The late December snow and ice crunched almost rythymically under our feet as we approached the isolated dog kennel nestled in the backwoods of Whistler, BC. Dusk was rapidly turning into dark, but the fleet of Alaskan huskies designated to pull our sled were bouncing with energy like it was high noon. “Don’t let them lick you in the face!”, shouted one of the tour guides as she approached us bearing an arm full of harness equipment. “They have a raw meat diet, so we strongly discourage them from licking people….you know because of bacteria and stuff.” We continued petting the high strung canines weary of their “bacteria laced tongues” while our guide, Jen, gave us a brief history of dog sledding in the Canadian outback. One of the first things you will notice about working sled dogs is the odor! In a species where pecking order is everything, a leader NEEDS to smell like a leader. It is a primal stench that will absolutely permeate any clothing you are wearing. The next thing you will notice is the size (or lack thereof) of your sled team. We had an 8 dog team and the largest dog was probably 90 lbs. Everybody else in the pack was more like 70 lbs. Do not mistake this lack in size with a lack in heart, endurance or determination. I stepped on the skids jutting out of the back of the sled while Jen lifted the ice anchor out of the frozen soil.
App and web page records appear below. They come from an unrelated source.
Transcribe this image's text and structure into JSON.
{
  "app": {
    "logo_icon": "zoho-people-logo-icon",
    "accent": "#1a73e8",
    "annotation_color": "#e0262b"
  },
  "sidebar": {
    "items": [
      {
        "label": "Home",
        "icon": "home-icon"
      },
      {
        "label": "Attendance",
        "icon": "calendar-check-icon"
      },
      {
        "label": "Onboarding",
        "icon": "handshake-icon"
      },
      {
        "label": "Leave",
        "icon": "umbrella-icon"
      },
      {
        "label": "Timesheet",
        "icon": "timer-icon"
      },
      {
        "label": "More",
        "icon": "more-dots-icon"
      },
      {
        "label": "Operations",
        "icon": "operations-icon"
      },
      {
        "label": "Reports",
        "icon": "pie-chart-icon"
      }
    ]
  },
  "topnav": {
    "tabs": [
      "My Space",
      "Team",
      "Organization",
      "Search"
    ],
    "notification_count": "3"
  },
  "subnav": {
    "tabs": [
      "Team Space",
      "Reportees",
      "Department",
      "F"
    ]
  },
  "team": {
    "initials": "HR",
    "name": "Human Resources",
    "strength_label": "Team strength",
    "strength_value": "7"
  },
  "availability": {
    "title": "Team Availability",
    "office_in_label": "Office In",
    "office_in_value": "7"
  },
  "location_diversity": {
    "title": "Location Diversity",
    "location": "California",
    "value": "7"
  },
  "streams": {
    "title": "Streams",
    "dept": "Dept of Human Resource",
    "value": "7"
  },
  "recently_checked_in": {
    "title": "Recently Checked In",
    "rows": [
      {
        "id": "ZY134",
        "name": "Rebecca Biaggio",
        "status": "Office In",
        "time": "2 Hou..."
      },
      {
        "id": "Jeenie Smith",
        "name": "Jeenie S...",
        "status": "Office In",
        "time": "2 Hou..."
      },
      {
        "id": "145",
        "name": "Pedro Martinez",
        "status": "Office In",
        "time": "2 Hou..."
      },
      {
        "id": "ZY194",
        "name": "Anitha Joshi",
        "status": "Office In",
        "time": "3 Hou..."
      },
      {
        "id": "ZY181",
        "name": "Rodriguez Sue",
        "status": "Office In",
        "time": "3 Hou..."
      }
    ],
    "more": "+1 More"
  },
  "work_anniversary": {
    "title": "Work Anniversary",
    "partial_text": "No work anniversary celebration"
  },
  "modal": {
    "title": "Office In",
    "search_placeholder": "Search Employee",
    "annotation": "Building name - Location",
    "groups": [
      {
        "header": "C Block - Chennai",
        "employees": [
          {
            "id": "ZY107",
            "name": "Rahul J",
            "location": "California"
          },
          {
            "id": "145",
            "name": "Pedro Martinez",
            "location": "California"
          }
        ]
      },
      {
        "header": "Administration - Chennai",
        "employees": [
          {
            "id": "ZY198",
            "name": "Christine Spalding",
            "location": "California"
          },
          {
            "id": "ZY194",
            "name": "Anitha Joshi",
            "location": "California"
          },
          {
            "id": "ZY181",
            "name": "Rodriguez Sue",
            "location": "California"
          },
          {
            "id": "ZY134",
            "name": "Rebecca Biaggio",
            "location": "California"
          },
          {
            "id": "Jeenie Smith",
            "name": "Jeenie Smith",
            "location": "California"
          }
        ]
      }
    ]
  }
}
I then proceeded to use my right foot to lift the sled break out of the mounds of snow in front of it and said the one thing I had been dying to say my entire life…….”mush"! One trite command and we were off wooshing and meandering through the dark, icy, evergreen tree lined trails of the Callaghan valley. After about a quarter mile of intense mushing, “The Incident” happened. The crisp, clean, wintery breeze that was once blowing through my knit cap was now perfumed with the rankest stench that you could ever imagine. My brother Rome, who was playing camera man at the time, and our guide Jen gagged simultaneously as the awful smell circulated in their nostrils. Apparently, sled dogs poop WHILE they are running. Not before the run, not after when the excitement has worn off and they have some time to themselves, DURING! Now, If the lead dog poops, that means every dog behind him has to trample through the warm, moist pile AND the sled has to run over it. This is not your ordinary poop by the way. This is the poop of champions, laid by a hound that is much more primal and feral than any of the lap dogs lazy laying around 78.2 million American living rooms. This is the kind of smell that sticks to your ribs and leaves you debating rather or not you are actually tasting it as well as smelling it. The guide explained to us that the dogs are discouraged from relieving themselves on the trail, but how can you stop something like that? We’re talking about an animal that will run until his or her heart explodes if the musher doesn’t stop them on occasion and mandate a break. I’ve got to tell you, I have never been happier to smell doo doo in my life. I’m not writing this to discourage you from experiencing the joy of dog sledding yourself. I’m telling you this so that if you are ever in that position you will be prepared to enjoy the aroma of a champion. Godspeed!